What you have to do: List every line below containing "track".

Records to use:
================
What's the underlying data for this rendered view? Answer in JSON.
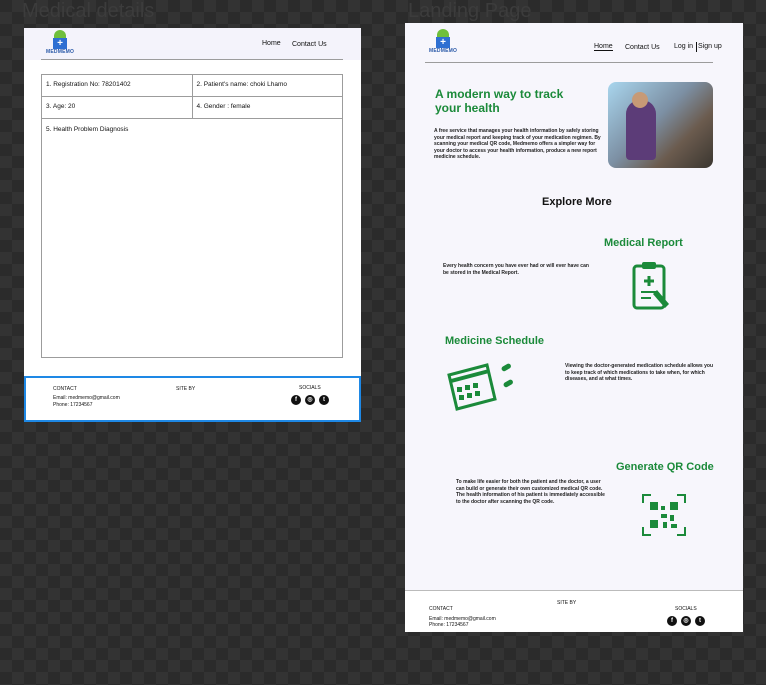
{
  "frames": {
    "left_label": "Medical details",
    "right_label": "Landing Page"
  },
  "brand": {
    "name": "MEDMEMO"
  },
  "left": {
    "nav": {
      "home": "Home",
      "contact": "Contact Us"
    },
    "fields": {
      "registration": "1. Registration No:  78201402",
      "patient_name": "2. Patient's name: choki Lhamo",
      "age": "3. Age: 20",
      "gender": "4. Gender : female",
      "health_problem": "5. Health Problem Diagnosis"
    }
  },
  "right": {
    "nav": {
      "home": "Home",
      "contact": "Contact Us",
      "login": "Log in",
      "signup": "Sign up"
    },
    "hero": {
      "title_line1": "A modern way to track",
      "title_line2": "your health",
      "desc": "A free service that manages your health information by safely storing your medical report and keeping track of your medication regimen. By scanning your medical QR code, Medmemo offers a simpler way for your doctor to access your health information, produce a new report medicine schedule."
    },
    "explore": "Explore More",
    "report": {
      "title": "Medical Report",
      "desc": "Every health concern you have ever had or will ever have can be stored in the Medical Report."
    },
    "schedule": {
      "title": "Medicine Schedule",
      "desc": "Viewing the doctor-generated medication schedule allows you to keep track of which medications to take when, for which diseases, and at what times."
    },
    "qr": {
      "title": "Generate QR Code",
      "desc": "To make life easier for both the patient and the doctor, a user can build or generate their own customized medical QR code. The health information of his patient is immediately accessible to the doctor after scanning the QR code."
    }
  },
  "footer": {
    "contact": "CONTACT",
    "site_by": "SITE BY",
    "socials": "SOCIALS",
    "email": "Email: medmemo@gmail.com",
    "phone": "Phone:  17234567"
  },
  "colors": {
    "brand_green": "#1b8a3a",
    "selection_blue": "#1e88e5",
    "logo_blue": "#2e6fd2"
  },
  "icons": [
    "facebook-icon",
    "instagram-icon",
    "twitter-icon",
    "clipboard-icon",
    "calendar-icon",
    "qr-code-icon"
  ]
}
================
Solution for this task:
      "title_line1": "A modern way to track",
      "desc": "A free service that manages your health information by safely storing your medical report and keeping track of your medication regimen. By scanning your medical QR code, Medmemo offers a simpler way for your doctor to access your health information, produce a new report medicine schedule."
      "desc": "Viewing the doctor-generated medication schedule allows you to keep track of which medications to take when, for which diseases, and at what times."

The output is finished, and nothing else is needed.